This post is about two different perspectives for assessing the simplicity/complexity of software systems, arguing that the one that is typically used is too narrow.
This post is just a very quick draft. It's the kind of thing I'd normally just write then save as a draft in blogger.. but i thought i might as well just post it anyway.
when people talk about simplicity as a desirable property of software
i think their consideration is too focused
on the small scale of a particular application
in that app, they want the core set of features used in the majority of tasks
what they don't consider as much is complexity on the global level
across all of the software they use
i think that greater simplicity at a local level can lead to greater complexity on the global level
what we might be able to do is add a bit of extra complexity at the local level that contributes to a decrease in complexity at the global level
and in fact, once it has been learnt, can lead to greater simplicity within the individual programs
this would be primarily done, I think, by finding the deeper common structure that is present across the different data, tasks and applications present, and providing explicit support for this.
i think this can be illustrated with an example.
i seem to remember that, back when i just had DOS on my computer, many of the programs had no cut-and-paste feature. this made them simpler. and if all you could do was cut and paste within that application, it may have been debatable as to whether such a feature would be worth the added complexity.
but cut-and-paste is one of those features that really benefits from being able to use it across multiple applications. you can't fully appreciate its utility unless you consider things on a global scale.
and while cut-and-paste does add a certain level of complexity from the standpoint of an individual program, that complexity is ameliorated across the set of applications, because you only have to learn it once, rather than once-over for each new application.
i think the global level -- the overall experience -- is what really counts, not a blinkered view that only considers individual applications as stand-alone cases.
so what else can be done other than cut-and-paste?
here's an example. much data in systems is sets and lists. we could have an across-system, global capability for manipulating sets and lists. so, for example, set operations such as unions and differences. these would be applicable to any data in the system that is performing unions on them, getting their difference, etc. the specific program could constrain what capabilitys should be applicable to a given set of data.
i often wish I could do such things with MP3 playlists, files in directories, emails and query results in various different apps.
of course, you'd need to figure out a way to handle this in the UI (amongst other practicalities). but that's outside the scope of this post. i'm not talking about specific technical approaches for implementing this, and their feasability in the current system/infrastructure ecosystem, pluses and minus... just trying to introduce the concepts of local and global complexity and the trade-offs between them.
To follow-up my last post, I managed to find a new place -- at Beatrice Street in Taringa.
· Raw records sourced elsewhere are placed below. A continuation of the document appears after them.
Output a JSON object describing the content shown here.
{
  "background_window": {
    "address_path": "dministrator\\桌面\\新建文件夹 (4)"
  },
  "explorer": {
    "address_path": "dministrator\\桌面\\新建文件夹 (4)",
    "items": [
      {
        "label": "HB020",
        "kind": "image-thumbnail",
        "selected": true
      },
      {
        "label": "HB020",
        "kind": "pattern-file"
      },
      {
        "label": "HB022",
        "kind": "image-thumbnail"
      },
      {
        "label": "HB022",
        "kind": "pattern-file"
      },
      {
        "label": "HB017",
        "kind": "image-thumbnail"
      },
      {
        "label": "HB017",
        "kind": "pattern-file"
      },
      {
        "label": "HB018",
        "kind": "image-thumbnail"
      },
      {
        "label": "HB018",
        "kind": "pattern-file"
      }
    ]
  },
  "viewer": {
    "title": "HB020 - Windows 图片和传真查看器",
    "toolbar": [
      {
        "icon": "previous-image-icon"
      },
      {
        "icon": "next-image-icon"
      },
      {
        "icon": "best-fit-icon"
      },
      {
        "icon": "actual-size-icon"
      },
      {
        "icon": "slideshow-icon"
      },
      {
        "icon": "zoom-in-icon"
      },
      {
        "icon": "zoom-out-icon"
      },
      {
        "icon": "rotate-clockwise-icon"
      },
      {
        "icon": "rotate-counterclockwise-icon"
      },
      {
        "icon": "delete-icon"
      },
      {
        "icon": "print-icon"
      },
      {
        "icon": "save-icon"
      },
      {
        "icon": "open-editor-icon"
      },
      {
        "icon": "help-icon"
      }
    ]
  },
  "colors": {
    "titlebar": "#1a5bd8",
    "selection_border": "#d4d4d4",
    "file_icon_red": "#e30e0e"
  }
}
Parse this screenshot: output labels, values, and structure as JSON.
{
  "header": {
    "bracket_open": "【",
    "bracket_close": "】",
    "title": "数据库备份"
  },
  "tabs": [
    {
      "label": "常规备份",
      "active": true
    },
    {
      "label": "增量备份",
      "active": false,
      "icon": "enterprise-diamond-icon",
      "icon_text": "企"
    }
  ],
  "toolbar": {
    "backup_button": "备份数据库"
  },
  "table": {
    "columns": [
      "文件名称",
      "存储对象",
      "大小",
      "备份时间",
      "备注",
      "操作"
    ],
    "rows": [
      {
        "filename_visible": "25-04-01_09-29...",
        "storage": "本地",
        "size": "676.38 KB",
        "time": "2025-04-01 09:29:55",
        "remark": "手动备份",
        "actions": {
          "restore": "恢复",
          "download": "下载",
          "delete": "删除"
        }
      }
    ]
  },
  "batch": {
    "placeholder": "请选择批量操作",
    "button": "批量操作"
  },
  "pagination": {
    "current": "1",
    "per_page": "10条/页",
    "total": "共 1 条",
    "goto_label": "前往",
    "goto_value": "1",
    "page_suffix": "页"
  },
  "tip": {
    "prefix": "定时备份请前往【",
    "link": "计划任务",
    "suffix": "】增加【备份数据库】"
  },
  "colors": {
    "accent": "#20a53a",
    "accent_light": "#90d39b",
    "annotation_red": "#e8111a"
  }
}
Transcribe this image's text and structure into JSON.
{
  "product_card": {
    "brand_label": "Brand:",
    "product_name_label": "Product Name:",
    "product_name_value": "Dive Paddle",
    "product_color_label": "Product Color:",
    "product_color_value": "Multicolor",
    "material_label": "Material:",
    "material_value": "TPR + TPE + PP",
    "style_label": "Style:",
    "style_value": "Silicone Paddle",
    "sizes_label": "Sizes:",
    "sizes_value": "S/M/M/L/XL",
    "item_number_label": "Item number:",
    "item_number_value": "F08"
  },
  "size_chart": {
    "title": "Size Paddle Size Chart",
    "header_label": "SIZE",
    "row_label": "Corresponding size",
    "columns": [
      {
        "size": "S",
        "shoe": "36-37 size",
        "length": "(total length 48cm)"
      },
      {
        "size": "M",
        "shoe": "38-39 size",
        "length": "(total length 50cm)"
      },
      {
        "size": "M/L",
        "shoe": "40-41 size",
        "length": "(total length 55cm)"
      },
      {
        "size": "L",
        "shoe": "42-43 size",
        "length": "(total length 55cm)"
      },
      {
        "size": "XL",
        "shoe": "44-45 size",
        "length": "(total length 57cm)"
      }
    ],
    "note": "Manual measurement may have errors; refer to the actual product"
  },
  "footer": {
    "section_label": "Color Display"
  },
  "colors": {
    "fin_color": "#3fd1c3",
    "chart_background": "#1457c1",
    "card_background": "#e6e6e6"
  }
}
It's okay for a last-minute find; the place is quite old, and a little run down, but the room is an okay size, and transport is fairly convenient.
Friday, March 03, 2006
You may have wondered why this blog is called Explorer Street.
Two and a half years ago, before I started the blog, I moved into a unit in Toowong, located in a street with that name, and it's where I've been living ever since. I thought the name had a nice ring to it.
I had hoped to stay here until at least the end of my PhD (probably another two years from now), but the unit is being sold and I have to move out. I really don't want to :( I don't know yet where I'm going to, I'll have to see...
"As soon as you can assemble the four puzzle pieces that are popped up into the air at your predesignated time, the thing will finally shut up." Sounds like what I need, though it'd be one of those things I'd hate myself for in the morning :-). US$52. (via Gizmodo)